(EXERCISE DESCRIPTION):
Look through the data below. Collect every line where the word "JSON" occurs.

(RECORDS FOR THE TASK):
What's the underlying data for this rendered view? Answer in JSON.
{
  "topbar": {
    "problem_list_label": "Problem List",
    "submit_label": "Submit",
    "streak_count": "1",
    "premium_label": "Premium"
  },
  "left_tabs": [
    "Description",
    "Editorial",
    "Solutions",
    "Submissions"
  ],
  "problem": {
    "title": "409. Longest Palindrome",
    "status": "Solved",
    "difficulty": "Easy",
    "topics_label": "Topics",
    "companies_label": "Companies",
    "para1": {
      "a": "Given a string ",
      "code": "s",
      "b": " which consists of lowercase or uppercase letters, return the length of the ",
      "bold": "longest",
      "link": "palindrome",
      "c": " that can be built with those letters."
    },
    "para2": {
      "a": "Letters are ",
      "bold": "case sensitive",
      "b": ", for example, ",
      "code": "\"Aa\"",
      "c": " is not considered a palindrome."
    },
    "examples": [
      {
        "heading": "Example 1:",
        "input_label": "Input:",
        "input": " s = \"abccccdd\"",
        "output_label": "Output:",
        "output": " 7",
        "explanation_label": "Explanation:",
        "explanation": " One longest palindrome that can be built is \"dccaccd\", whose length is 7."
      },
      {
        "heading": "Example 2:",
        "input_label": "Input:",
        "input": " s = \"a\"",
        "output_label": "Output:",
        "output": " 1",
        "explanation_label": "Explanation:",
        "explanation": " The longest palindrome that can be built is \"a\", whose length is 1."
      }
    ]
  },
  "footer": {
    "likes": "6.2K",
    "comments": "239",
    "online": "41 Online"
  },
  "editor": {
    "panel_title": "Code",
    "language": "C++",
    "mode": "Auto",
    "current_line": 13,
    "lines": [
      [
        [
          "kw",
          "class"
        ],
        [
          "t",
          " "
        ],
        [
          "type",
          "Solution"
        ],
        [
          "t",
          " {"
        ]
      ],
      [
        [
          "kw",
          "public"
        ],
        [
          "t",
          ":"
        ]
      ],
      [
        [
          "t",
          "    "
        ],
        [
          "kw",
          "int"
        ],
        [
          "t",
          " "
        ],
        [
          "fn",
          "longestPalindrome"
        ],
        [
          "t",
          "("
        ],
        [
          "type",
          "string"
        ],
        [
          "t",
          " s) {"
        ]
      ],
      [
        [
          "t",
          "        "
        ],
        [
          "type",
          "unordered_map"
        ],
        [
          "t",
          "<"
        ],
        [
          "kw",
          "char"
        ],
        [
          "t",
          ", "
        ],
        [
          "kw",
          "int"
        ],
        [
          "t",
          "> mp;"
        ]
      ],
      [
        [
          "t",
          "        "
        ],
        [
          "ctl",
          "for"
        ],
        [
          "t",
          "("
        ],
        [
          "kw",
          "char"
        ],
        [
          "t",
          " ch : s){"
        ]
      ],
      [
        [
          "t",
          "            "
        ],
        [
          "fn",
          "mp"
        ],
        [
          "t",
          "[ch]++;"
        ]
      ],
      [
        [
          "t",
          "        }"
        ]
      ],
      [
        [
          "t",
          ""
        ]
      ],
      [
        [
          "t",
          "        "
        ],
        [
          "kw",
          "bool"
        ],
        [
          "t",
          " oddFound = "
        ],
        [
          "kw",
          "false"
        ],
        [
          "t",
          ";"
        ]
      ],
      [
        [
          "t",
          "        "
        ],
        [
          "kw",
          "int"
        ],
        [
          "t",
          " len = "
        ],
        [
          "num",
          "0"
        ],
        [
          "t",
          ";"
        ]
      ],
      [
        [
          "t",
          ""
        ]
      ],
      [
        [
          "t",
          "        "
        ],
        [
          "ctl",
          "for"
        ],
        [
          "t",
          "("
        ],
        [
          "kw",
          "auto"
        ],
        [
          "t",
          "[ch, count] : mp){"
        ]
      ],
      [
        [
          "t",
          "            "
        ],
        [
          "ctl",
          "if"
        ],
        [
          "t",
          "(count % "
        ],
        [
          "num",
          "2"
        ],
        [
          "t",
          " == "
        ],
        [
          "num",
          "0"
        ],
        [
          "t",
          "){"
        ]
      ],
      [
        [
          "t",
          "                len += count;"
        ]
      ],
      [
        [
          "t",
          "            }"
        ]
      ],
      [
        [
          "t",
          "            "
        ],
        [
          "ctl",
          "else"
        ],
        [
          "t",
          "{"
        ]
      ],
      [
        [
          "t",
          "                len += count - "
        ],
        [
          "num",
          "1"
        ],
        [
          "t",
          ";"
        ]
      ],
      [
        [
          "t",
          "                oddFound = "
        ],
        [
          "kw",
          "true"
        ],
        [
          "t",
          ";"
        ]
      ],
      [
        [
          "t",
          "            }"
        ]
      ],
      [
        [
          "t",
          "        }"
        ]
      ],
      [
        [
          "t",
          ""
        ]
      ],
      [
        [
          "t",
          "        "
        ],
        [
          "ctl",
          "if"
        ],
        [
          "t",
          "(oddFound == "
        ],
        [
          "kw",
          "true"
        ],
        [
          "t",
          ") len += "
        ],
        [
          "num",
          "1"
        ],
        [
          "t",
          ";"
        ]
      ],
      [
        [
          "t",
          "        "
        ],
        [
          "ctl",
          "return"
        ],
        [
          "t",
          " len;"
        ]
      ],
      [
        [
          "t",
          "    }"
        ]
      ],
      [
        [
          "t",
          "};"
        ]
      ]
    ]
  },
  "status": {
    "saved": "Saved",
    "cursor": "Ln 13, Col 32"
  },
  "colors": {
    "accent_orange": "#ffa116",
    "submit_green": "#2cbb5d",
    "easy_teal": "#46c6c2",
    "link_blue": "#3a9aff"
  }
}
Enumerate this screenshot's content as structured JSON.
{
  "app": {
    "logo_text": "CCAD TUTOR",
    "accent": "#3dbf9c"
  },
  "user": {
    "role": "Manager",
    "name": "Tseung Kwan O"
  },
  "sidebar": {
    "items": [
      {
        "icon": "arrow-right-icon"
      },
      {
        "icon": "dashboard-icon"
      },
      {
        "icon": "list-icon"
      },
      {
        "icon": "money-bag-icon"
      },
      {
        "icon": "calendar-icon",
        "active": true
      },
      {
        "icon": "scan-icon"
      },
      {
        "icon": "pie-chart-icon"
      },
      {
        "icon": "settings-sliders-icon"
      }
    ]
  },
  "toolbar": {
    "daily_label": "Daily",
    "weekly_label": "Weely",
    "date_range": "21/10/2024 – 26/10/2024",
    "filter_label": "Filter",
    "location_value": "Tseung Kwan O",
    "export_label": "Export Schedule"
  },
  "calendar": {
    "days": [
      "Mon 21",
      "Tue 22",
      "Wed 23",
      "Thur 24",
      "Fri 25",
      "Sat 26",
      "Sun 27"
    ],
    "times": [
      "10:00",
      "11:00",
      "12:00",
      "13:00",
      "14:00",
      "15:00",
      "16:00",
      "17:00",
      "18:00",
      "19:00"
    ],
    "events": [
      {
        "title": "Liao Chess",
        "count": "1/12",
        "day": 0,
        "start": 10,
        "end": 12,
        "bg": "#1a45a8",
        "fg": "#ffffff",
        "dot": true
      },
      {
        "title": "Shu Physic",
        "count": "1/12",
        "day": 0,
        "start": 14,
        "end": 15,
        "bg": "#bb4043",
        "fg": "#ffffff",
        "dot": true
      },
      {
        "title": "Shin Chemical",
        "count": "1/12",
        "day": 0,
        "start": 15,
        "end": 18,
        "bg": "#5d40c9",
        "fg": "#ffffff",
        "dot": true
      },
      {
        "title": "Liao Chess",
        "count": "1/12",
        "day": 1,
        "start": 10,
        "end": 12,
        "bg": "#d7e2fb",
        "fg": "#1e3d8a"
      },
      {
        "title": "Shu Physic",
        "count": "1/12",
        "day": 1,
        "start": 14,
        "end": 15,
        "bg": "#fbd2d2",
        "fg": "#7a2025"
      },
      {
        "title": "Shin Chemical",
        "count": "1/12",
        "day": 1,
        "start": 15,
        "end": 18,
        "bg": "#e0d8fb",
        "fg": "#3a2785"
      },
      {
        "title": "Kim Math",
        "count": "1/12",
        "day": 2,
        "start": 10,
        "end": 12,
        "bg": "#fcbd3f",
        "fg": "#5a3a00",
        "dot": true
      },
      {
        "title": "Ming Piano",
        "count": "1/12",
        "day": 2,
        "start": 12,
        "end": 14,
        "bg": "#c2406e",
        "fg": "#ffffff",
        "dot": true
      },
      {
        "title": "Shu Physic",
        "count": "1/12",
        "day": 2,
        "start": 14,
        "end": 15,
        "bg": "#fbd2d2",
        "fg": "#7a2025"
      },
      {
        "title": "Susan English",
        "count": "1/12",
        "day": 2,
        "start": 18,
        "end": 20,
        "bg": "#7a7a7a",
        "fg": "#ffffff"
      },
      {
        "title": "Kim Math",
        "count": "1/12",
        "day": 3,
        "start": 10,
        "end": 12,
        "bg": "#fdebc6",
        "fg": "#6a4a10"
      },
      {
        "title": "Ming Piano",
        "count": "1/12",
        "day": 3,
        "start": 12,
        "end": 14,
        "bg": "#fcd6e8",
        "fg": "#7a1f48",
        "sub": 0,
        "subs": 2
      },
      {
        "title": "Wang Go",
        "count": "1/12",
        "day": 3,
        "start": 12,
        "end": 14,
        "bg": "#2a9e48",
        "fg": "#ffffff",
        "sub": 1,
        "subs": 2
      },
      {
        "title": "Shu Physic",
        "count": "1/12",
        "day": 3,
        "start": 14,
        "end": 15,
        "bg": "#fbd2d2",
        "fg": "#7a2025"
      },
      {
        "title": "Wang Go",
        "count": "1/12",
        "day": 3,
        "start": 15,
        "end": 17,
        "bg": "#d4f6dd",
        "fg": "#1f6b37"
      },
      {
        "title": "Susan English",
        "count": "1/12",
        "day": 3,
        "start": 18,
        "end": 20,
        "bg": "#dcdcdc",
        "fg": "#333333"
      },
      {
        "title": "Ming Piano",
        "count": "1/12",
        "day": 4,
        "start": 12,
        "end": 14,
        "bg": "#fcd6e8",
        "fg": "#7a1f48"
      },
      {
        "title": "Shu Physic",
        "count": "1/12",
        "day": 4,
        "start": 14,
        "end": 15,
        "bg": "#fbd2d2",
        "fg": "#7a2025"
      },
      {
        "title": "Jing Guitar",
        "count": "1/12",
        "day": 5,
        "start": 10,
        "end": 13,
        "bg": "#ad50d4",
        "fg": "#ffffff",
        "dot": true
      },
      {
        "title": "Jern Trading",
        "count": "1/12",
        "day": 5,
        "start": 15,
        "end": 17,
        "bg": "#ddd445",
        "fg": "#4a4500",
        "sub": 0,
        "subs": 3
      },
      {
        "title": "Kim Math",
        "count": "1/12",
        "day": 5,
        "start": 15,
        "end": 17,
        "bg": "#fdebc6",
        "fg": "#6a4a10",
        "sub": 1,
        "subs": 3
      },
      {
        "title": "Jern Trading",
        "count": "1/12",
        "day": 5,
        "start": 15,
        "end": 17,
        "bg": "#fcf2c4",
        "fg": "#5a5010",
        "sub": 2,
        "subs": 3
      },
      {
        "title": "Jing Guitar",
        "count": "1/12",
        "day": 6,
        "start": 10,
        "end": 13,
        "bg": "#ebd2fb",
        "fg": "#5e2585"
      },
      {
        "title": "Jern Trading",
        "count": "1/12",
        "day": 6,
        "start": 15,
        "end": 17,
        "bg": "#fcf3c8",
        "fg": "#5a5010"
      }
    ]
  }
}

(TASK SOLUTION):
What's the underlying data for this rendered view? Answer in JSON.
Enumerate this screenshot's content as structured JSON.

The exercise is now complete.